Bettas are not the most active aquarium fish, thus they can go without eating for at least a week. After solving any water quality issues, you may want to try feeding frozen blood worms or adult brine shrimp along with a staple dry food. Frozen food should be well thawed before feeding, and freeze dried foods should be soaked in aquarium water before feeding. Otherwise they can expand in the fish's tummy.
thank you so much for your insight. sushi is doing much better. i did a 20% water change, took out a "browning plant" put sushi & saki on a 4 day fast. i did place one re-hydrated omega one pellet in for 2 minutes a day to see if either would claim it, then removed it if not. i use topfin water conditioner and now i added topfin bacteria supplement to get the nitrogen cycle going. i still only use the test strips (tetra easy strips 6 in 1) water samples show up; 0 for nitrate, and 0 for nitrite, 150 for hardness, 0 for chlorine, 0-20 for alkalinity, and 7.2 for ph. i was concerned about the hard water so i brought in a sample to the shop i got my fish and they compared water samples with the water in their betta cups. they matched up.
like i said i'm a beginner, so i'm so glad i stummbled upon this forum
regarding picture; sushi is top left corner (lavender), saki is bottom center (gold)i just added homes for the two of them, are the homes too much? i can remove one if it's too crowded?
also a quick question about the plants? i already had to remove one due to browning, now it seems like a second is turning? clearly a sign that tank system is still not ideal
i know now that i should have established a healthy tank with plants and ornaments well before introducing the fish. but sadly i did it all at once.
thanks in advance for your help
my betta wont eat,he is staying at the bottom and i dont know wats wrong with him ,i have another fish and he looks great? can u help
btw what is ammonia
btw what is ammonia
i got a testing kit and it said bad nitrate levels,bad alkalinity levels and bad hardness levels what can i do to fix this?
i don't know if it is because it is winter or if he is just sick
can someone help my betta died 2 weeks ago and today my other fish died. im really upset but i dont know why they died
can u please help me?
I'm sorry no one answered your initial question. The answer to fixing bad levels in your tank is to change some water.
It is important to have a regular cleaning schedule. Water changes of 20-25% with temperature matched conditioned water (or more if it is a new tank) and cleaning the gravel 30% once a week.
read this article to find out how to sucessfully keep fish.
Also this article which talks about the nitrogen cycle, something that you need to establish before you add fish.
Bettas are tropical fish and need warm water. Your comment about winter make me wonder if you had no heater in the tank. A heater and a filter is essential not optional. Living in cold water stresses tropical fish and makes them suseptible to diseases.
I hope this help and do come back to ask more questions. If someone does not answer after a day or two perhaps you should repost (or better yet post againt to the same post saying "Can anyone help_ -- this boosts your post up the list.

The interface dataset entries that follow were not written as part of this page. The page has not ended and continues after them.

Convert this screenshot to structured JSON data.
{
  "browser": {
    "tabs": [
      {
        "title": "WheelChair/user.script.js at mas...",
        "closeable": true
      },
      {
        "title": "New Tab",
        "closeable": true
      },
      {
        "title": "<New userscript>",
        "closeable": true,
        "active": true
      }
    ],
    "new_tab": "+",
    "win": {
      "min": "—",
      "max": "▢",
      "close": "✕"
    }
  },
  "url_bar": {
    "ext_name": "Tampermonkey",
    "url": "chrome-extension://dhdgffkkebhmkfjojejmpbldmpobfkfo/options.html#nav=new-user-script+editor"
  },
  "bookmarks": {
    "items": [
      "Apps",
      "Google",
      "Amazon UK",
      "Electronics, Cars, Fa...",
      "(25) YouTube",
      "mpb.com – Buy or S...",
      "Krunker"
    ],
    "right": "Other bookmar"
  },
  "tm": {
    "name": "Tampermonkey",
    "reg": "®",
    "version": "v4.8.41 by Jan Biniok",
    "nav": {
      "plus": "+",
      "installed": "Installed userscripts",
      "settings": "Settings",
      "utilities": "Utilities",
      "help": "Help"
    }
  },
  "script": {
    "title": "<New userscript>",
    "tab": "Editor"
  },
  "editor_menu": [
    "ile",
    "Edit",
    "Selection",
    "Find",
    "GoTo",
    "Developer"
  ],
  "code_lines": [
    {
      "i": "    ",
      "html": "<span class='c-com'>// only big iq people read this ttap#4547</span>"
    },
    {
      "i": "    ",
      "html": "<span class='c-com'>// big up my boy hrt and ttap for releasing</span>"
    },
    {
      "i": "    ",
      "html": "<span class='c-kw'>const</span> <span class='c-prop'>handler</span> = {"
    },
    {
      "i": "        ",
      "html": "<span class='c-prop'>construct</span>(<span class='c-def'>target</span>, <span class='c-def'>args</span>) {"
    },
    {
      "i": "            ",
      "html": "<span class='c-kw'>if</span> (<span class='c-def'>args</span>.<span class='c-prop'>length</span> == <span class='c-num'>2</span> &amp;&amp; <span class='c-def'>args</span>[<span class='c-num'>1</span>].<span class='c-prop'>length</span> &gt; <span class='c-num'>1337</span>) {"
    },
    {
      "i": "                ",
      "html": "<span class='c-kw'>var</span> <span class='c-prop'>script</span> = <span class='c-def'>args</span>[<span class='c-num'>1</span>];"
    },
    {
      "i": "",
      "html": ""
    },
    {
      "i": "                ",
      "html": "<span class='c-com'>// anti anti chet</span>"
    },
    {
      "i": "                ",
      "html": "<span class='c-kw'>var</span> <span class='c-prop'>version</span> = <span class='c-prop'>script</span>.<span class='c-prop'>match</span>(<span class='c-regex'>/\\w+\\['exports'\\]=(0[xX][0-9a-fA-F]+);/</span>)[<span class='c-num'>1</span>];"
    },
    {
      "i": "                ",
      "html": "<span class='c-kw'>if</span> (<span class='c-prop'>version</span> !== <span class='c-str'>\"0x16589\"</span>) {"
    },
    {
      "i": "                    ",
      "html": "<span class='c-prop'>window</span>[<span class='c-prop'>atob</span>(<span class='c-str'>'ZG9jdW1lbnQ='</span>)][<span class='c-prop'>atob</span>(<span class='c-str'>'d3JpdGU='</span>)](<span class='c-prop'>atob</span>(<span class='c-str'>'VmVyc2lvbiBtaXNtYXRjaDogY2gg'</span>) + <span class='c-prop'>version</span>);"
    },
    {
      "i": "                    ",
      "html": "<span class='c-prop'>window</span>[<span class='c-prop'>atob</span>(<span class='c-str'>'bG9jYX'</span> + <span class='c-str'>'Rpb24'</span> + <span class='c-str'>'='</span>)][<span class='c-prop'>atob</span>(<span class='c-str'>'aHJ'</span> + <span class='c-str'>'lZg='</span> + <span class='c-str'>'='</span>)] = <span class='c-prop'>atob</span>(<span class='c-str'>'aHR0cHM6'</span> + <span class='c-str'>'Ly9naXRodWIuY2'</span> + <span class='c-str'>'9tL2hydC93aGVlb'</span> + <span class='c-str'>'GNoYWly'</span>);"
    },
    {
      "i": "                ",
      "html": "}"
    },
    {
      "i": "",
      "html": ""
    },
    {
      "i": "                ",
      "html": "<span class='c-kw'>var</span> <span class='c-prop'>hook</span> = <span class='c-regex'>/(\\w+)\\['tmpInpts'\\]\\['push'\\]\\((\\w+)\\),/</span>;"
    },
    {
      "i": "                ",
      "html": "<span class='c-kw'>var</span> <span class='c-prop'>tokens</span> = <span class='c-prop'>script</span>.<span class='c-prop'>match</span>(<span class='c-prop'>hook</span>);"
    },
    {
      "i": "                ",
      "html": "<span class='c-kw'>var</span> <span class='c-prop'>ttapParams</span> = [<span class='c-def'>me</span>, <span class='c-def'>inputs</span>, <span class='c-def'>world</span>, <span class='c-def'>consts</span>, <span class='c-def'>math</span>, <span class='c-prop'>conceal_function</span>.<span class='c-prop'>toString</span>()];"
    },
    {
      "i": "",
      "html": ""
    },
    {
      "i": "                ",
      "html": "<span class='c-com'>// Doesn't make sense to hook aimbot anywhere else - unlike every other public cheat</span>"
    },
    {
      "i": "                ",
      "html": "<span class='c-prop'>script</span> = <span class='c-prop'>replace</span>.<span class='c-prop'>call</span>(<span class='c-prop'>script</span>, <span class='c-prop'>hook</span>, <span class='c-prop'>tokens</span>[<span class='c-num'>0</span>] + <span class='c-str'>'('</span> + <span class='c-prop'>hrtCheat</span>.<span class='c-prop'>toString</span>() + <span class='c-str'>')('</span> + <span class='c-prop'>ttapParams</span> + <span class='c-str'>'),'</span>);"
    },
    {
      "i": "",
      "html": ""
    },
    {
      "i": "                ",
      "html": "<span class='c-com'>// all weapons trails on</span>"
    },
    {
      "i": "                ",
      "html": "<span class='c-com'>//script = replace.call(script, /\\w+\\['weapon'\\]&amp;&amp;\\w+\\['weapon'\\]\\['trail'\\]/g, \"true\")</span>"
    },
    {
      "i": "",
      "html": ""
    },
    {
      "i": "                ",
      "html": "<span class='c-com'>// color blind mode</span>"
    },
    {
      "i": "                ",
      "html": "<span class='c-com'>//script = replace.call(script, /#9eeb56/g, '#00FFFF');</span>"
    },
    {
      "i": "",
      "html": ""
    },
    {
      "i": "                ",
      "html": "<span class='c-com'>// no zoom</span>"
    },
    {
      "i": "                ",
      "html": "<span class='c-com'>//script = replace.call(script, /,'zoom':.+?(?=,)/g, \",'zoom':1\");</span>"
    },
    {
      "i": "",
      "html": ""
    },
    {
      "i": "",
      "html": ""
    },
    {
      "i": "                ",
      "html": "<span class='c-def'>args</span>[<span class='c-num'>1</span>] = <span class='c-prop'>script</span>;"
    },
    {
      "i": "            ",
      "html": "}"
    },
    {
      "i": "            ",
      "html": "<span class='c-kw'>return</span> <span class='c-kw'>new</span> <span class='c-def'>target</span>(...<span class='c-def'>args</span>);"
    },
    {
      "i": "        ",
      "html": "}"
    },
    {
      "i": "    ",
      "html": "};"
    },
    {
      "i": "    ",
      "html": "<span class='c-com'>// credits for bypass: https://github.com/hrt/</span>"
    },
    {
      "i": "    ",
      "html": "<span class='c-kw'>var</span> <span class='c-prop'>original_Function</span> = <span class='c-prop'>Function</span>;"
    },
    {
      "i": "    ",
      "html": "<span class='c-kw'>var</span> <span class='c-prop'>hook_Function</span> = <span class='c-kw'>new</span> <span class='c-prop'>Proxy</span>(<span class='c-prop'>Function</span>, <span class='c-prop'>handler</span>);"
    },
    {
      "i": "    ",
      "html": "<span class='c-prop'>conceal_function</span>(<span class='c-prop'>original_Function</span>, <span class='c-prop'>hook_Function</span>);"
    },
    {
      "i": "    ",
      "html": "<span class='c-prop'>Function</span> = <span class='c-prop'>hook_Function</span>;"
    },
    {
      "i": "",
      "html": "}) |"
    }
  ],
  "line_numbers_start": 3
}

After twp days your question may be too far down the list for someone to notice.
please help my betta is always at the bottom and cant stop moving to the mirrow in the tank he is blue but when my grand got him at the pet shop he was grey now hes blue she did not know about a betta because its the first time she heard of one im realy worried about it please what can i do and it is struggiling to swim up!
Male bettas with elaborate fins are not good swimmers and are uncomfortable in turbulent water. The filter needs to be set on its lowest flow rate. You may also want to check water parameters to be sure they are appropriate for the betta, and ammonia and nitrite concentrations read zero.